Junior John Aliber remembers growing up with lacrosse sticks laying around the house. They were left there by his older brother, and all then-eight-year-old Aliber needed to do was pick one up. Now, he’s starting his third varsity season on the East lacrosse team, fresh off finishing his sophomore year as the Lacrosse Association of Kansas City (LAKC) championship tournament MVP.
“I started playing lacrosse in second grade, competitively in fifth grade,” he said. “It’s just kind of been in my blood.”
Aliber’s father, Bill Aliber, played college lacrosse as a defenseman for Brown University, and has been present in Aliber’s lacrosse career since second grade. From pushing him to pick up the sport to running the scoreboard at East lacrosse games and lining up balls, his father is also like a coach, giving Aliber advice and pointing out areas for improvement.
When Aliber isn’t playing for East in the spring, Aliber’s lacrosse season continues into November. Starting in early June, he plays for a club travel team called Titanium, formerly called KC Orange. He says it’s a long season, but he enjoys the heightened level of competition. Titanium competes in tournaments across the country with teammates from all over Kansas City.
“Titanium is a lot more competitive,” he said. “We’re going and playing the best kids at a big tournament versus Kansas City where we’re playing teams with players that are just now starting.”
Lacrosse is not a school-sponsored sport — there aren’t enough teams in Kansas for KHSAA to organize a state competition. But Aliber says that it’s officially known as the largest-growing sport in America. He hopes that it becomes more popular in the area and that East’s program will only get better.
Aliber loves the sport itself — the level of contact, the physicality. Though lacrosse is team sport, what draws Aliber to is is how independent he feels within the East lacrosse “Family.” As an attackman, he chooses when he wants to pass, when he wants to drive and when he wants to score.
After almost 10 years on the lacrosse field and countless goals scored, there’s still one moment that sticks out in Aliber’s mind as his greatest. He was one of three freshmen to be rostered on the Varsity team.
“I never really thought that I would be starting Varsity or even playing Varsity as a freshman,” he said. “And that was just kind of huge to me coming from a school where it’s not that big of a deal to here where they had just won a state title.”
Freshman year, he scored seven goals by playing a couple minutes each game. Then he scored a personal record of 40 goals last season after starting and playing almost every game from start to finish. Aliber had 11 goals in the first two games of the season, and fully intends to break that record and help win East boys’ lacrosse their fourth championship.

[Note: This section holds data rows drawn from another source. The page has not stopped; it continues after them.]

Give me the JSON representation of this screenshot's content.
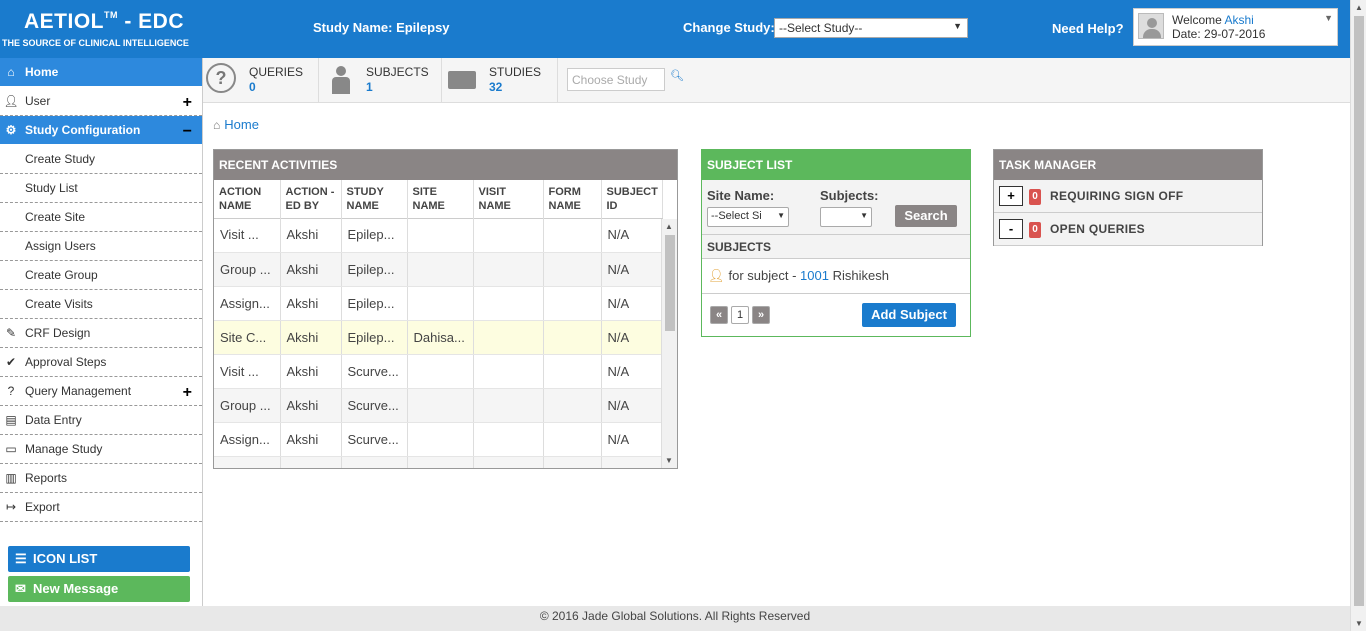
{
  "header": {
    "logo_main": "AETIOL",
    "logo_tm": "TM",
    "logo_suffix": " - EDC",
    "logo_sub": "THE SOURCE OF CLINICAL INTELLIGENCE",
    "study_name": "Study Name: Epilepsy",
    "change_study_label": "Change Study:",
    "change_study_value": "--Select Study--",
    "need_help": "Need Help?",
    "welcome_label": "Welcome",
    "welcome_name": "Akshi",
    "date_text": "Date: 29-07-2016"
  },
  "sidebar": {
    "items": [
      {
        "label": "Home",
        "icon": "home-icon"
      },
      {
        "label": "User",
        "icon": "user-icon",
        "toggle": "+"
      },
      {
        "label": "Study Configuration",
        "icon": "study-config-icon",
        "toggle": "−"
      },
      {
        "label": "Create Study"
      },
      {
        "label": "Study List"
      },
      {
        "label": "Create Site"
      },
      {
        "label": "Assign Users"
      },
      {
        "label": "Create Group"
      },
      {
        "label": "Create Visits"
      },
      {
        "label": "CRF Design",
        "icon": "crf-design-icon"
      },
      {
        "label": "Approval Steps",
        "icon": "approval-icon"
      },
      {
        "label": "Query Management",
        "icon": "query-icon",
        "toggle": "+"
      },
      {
        "label": "Data Entry",
        "icon": "data-entry-icon"
      },
      {
        "label": "Manage Study",
        "icon": "manage-study-icon"
      },
      {
        "label": "Reports",
        "icon": "reports-icon"
      },
      {
        "label": "Export",
        "icon": "export-icon"
      }
    ],
    "icon_list_label": "ICON LIST",
    "new_message_label": "New Message"
  },
  "stats": {
    "queries_label": "QUERIES",
    "queries_value": "0",
    "subjects_label": "SUBJECTS",
    "subjects_value": "1",
    "studies_label": "STUDIES",
    "studies_value": "32",
    "choose_study_placeholder": "Choose Study"
  },
  "breadcrumb": {
    "home": "Home"
  },
  "recent": {
    "title": "RECENT ACTIVITIES",
    "headers": [
      "ACTION NAME",
      "ACTION -ED BY",
      "STUDY NAME",
      "SITE NAME",
      "VISIT NAME",
      "FORM NAME",
      "SUBJECT ID"
    ],
    "rows": [
      [
        "Visit ...",
        "Akshi",
        "Epilep...",
        "",
        "",
        "",
        "N/A"
      ],
      [
        "Group ...",
        "Akshi",
        "Epilep...",
        "",
        "",
        "",
        "N/A"
      ],
      [
        "Assign...",
        "Akshi",
        "Epilep...",
        "",
        "",
        "",
        "N/A"
      ],
      [
        "Site C...",
        "Akshi",
        "Epilep...",
        "Dahisa...",
        "",
        "",
        "N/A"
      ],
      [
        "Visit ...",
        "Akshi",
        "Scurve...",
        "",
        "",
        "",
        "N/A"
      ],
      [
        "Group ...",
        "Akshi",
        "Scurve...",
        "",
        "",
        "",
        "N/A"
      ],
      [
        "Assign...",
        "Akshi",
        "Scurve...",
        "",
        "",
        "",
        "N/A"
      ],
      [
        "",
        "",
        "",
        "",
        "",
        "",
        ""
      ]
    ]
  },
  "subject_list": {
    "title": "SUBJECT LIST",
    "site_name_label": "Site Name:",
    "subjects_label": "Subjects:",
    "site_select_value": "--Select Si",
    "subjects_select_value": "",
    "search_label": "Search",
    "subheader": "SUBJECTS",
    "row_prefix": "for subject - ",
    "row_id": "1001",
    "row_name": " Rishikesh",
    "page_prev": "«",
    "page_current": "1",
    "page_next": "»",
    "add_subject_label": "Add Subject"
  },
  "task_manager": {
    "title": "TASK MANAGER",
    "rows": [
      {
        "toggle": "+",
        "count": "0",
        "label": "REQUIRING SIGN OFF"
      },
      {
        "toggle": "-",
        "count": "0",
        "label": "OPEN QUERIES"
      }
    ]
  },
  "footer": {
    "text": "© 2016 Jade Global Solutions. All Rights Reserved"
  },
  "colors": {
    "primary": "#1a7bcd",
    "green": "#5cb85c",
    "gray_header": "#8a8585",
    "badge_red": "#d9534f",
    "highlight_row": "#fdfde0"
  }
}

Aliber discusses the team’s goals for this season and their leadership
Aliber discusses head coach Chris Kliewer’s thoughts and the obstacles that the team has faced